Behind all the wires, transmitters and hardware of every WiFi grid is a financial infrastructure, the maze of business relationships that pay for the network and keep it running smoothly. Municipal moneymen in this country often have been more creative and dextrous in building WiFi grids than the engineers and electricians who physically put them together.
Charleston's arrangement with for-profit companies was vanguard when it was announced, but such coalitions have gained favor with communities that have developed projects recently, including tech-savvy cities such as San Francisco.
The city is not paying a dime to offer its peninsular residents free WiFi. The cost is being shouldered by Widespread Access and Evening Post Publishing. Widespread Access plans to make money on the endeavor by selling faster and more secure connections, and Evening Post will sell ads on the network's home page and generate publicity for The Post and Courier.
Berge Ayvazian, chief strategy officer for Yankee Group, a Boston-based consulting company, said public-private partnerships have become the business model of choice in government WiFi projects. "The Google model has infiltrated, where you have a different means of monetizing the subscriber ... basically allowing different kinds of customers to sell them things" Ayvazian said. "Community newspapers are a perfect model for this."
But what if those business plans don't work, or don't work well enough? What if one of the providing companies goes bankrupt or decides to switch strategies and abandon the project? "The cities aren't probing deeply enough into these questions because they don't want to know," Settles said. "And they're worried that if they ask these kind of questions, then the vendor is going to run. ... At the very least, you have to put in parameters of what happens if the thing fails."
The dynamic can get especially tricky after the grid is built. As traffic increases, a network usually needs to be beefed up quickly, and maintenance is a constant concern. Ayvazian said a lot of companies that bid on municipal WiFi projects underestimate these costs. Yankee Group tells its clients that in the five years after launching a WiFi grid, they should expect to spend as much upgrading and repairing it as they did building it.
Even if Charleston's project is a runaway success, the city will not hold anything tangible at the end of the five-year contract. Widespread Access and Evening Post Publishing, which agreed to offer free access to the network until November 2010, own the grid. But Andrade doesn't see that, or much of anything else, as a potential downside. "We just enable this to happen, and outside of that, we are largely dependent on the contractor to execute," he said.
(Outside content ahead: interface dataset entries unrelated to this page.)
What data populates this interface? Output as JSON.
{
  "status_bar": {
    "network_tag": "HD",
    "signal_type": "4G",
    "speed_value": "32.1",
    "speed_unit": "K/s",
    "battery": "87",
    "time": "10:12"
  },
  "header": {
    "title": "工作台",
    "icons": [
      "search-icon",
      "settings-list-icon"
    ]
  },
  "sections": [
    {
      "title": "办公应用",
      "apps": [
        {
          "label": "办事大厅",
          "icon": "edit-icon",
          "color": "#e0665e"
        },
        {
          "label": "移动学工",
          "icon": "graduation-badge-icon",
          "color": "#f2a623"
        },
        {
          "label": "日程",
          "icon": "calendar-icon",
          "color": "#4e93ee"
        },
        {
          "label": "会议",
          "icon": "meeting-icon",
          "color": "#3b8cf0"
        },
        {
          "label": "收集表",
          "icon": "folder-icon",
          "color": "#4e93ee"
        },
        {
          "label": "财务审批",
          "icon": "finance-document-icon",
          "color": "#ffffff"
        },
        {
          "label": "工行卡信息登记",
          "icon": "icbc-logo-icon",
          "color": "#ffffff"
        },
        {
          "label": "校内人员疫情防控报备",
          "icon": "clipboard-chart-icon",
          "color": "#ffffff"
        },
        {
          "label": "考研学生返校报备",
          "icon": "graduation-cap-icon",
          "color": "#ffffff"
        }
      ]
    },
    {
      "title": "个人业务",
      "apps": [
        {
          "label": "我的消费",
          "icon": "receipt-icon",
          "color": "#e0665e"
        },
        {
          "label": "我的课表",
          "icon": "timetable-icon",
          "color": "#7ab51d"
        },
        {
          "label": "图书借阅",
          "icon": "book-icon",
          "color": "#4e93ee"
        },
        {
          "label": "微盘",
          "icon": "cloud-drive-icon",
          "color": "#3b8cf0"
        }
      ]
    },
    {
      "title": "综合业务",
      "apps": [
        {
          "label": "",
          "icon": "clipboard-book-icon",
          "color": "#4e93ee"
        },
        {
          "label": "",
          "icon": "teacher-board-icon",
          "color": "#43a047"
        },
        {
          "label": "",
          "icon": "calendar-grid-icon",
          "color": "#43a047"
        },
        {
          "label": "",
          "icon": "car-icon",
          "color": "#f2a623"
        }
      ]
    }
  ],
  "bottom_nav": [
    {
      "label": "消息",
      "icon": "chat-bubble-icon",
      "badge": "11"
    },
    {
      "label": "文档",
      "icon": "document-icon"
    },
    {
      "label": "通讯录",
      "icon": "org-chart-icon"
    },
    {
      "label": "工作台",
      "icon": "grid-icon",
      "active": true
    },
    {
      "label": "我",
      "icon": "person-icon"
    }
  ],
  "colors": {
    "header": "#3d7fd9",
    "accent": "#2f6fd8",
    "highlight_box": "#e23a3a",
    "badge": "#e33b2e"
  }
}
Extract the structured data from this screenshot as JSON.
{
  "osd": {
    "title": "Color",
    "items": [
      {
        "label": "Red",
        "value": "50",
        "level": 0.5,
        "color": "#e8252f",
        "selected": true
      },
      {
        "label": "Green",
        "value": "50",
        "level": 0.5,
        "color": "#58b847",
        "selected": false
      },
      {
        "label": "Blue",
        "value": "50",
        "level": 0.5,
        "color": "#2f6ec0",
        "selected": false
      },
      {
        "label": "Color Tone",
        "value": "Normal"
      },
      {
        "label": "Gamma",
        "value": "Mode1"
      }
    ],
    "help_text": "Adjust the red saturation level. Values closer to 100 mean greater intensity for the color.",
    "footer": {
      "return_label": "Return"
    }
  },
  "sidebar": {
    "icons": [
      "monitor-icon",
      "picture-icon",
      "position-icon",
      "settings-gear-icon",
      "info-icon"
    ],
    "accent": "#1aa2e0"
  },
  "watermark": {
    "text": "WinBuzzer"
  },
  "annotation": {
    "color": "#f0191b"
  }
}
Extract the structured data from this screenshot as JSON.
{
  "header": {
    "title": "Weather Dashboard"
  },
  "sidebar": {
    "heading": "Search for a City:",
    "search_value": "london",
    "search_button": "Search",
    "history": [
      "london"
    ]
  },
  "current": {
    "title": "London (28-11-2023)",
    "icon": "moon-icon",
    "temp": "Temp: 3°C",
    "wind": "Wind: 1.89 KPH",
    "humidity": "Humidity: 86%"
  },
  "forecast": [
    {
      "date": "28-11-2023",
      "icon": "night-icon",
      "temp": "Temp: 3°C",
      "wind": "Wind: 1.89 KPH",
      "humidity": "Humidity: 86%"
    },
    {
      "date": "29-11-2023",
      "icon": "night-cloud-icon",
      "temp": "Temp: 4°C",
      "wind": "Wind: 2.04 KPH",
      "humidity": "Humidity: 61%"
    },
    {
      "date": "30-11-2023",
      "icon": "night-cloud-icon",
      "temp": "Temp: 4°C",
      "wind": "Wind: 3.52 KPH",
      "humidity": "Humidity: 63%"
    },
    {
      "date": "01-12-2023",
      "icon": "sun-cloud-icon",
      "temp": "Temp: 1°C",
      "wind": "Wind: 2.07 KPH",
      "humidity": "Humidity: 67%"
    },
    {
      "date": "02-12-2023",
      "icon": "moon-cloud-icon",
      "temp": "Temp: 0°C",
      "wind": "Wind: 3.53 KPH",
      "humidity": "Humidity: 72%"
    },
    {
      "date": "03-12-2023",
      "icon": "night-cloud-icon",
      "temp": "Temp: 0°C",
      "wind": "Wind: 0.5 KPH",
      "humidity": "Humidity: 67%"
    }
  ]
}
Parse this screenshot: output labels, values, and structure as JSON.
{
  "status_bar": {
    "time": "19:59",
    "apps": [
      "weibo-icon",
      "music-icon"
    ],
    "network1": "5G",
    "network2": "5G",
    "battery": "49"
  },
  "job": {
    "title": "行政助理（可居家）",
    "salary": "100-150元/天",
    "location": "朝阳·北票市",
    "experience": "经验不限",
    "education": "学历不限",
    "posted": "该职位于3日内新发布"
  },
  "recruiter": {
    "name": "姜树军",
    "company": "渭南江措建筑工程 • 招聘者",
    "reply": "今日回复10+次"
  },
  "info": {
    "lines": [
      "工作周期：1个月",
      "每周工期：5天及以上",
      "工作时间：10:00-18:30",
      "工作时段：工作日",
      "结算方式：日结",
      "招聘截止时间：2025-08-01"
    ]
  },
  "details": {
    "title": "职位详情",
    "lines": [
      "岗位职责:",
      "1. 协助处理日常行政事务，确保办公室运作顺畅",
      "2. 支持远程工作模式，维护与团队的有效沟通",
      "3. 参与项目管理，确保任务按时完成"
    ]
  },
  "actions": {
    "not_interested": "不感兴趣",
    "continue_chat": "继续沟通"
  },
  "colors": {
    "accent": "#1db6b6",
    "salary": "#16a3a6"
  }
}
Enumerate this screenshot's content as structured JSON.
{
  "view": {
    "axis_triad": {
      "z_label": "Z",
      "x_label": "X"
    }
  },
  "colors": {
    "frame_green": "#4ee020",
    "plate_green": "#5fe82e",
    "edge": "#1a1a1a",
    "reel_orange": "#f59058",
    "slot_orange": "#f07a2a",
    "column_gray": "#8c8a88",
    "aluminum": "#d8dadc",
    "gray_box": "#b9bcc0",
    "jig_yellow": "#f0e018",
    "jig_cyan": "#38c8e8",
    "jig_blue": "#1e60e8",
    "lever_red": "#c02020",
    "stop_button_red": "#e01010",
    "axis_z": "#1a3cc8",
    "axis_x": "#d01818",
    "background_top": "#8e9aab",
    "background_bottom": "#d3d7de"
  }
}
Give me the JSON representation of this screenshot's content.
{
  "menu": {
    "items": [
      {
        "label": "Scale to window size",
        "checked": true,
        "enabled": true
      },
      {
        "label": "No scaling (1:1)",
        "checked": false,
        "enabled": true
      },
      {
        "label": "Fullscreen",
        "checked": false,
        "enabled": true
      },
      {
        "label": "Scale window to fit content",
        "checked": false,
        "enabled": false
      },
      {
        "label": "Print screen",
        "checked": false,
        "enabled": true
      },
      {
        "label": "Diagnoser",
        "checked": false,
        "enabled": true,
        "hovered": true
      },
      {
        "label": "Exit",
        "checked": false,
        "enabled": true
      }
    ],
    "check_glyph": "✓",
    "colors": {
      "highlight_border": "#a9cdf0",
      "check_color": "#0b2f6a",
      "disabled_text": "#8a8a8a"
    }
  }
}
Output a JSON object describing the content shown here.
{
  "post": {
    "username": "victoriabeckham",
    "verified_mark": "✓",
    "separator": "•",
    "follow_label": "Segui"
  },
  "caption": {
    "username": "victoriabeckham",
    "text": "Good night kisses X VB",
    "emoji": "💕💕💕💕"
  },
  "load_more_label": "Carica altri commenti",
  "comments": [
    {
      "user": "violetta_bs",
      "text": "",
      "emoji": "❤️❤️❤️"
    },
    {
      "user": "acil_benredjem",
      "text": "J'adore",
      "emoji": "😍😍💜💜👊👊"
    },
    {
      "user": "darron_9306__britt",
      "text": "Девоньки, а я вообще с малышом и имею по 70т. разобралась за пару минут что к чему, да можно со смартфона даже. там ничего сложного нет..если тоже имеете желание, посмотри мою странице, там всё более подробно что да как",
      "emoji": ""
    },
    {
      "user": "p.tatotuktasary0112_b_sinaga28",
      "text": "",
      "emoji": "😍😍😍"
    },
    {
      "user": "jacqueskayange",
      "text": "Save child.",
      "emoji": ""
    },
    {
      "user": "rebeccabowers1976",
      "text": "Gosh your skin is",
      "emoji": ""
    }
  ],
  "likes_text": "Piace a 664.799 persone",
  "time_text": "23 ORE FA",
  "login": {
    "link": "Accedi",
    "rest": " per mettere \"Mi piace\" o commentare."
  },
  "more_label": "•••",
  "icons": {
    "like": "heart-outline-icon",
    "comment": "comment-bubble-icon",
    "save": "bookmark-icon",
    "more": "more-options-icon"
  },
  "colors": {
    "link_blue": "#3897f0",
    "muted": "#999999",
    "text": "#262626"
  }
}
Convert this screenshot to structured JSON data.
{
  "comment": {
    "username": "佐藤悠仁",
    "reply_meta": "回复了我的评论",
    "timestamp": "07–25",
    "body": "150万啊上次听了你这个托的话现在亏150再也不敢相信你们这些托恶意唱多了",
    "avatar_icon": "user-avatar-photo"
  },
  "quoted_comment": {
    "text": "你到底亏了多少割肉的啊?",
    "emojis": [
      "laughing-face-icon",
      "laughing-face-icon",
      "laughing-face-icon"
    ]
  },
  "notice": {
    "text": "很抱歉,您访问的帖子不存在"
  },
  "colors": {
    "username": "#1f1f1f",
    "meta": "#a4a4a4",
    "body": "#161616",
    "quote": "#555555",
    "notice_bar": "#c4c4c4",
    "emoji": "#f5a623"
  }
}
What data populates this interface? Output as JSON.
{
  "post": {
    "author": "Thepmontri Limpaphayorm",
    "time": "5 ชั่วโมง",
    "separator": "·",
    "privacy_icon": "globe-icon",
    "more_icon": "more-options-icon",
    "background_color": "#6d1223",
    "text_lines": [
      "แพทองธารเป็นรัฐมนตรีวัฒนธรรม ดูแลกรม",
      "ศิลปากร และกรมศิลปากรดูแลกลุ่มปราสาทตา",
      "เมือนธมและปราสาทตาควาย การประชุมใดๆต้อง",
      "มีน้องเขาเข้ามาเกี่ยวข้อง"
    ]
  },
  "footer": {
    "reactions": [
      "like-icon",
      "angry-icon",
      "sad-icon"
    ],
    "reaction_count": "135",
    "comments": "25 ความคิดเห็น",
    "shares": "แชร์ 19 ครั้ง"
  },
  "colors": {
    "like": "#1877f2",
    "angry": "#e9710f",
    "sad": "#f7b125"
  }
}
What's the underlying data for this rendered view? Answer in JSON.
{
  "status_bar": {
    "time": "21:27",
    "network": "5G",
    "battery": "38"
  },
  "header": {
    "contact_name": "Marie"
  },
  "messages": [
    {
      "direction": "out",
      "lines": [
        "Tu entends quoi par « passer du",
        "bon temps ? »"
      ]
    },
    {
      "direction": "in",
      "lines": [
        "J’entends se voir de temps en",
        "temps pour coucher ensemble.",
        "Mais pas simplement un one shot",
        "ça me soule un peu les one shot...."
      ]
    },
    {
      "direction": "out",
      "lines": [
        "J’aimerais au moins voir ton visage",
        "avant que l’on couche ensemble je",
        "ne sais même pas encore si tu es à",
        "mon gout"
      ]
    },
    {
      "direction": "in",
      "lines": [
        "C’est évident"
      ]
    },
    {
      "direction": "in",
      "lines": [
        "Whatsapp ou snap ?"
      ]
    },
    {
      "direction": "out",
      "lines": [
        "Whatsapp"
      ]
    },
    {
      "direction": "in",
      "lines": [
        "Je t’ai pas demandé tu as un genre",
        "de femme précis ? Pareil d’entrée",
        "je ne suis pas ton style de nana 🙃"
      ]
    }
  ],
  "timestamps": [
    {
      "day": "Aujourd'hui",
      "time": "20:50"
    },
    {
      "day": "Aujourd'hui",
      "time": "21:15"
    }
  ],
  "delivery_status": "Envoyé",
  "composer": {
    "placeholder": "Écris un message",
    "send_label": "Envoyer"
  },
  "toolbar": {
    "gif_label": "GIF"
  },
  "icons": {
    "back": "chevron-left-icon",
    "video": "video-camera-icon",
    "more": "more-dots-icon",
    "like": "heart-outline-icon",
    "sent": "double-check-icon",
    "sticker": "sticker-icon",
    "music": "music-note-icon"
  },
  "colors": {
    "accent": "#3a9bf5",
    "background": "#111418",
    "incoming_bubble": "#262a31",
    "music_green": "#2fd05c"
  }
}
And, he noted, the price of failure to the city will be the same as the cost of success: zero.
BY THE NUMBERS
* 30: the percent of the peninsula that will have the WiFi signal by Friday.
* 56: citywide WiFi networks running in the U.S.
* 59: cities and countries currently building WiFi grids.
* 250: kilobytes per second - the speed of Charleston's ne WiFi connection.
* $19.99: the monthly cost to get a connection that is more secure and four times faster.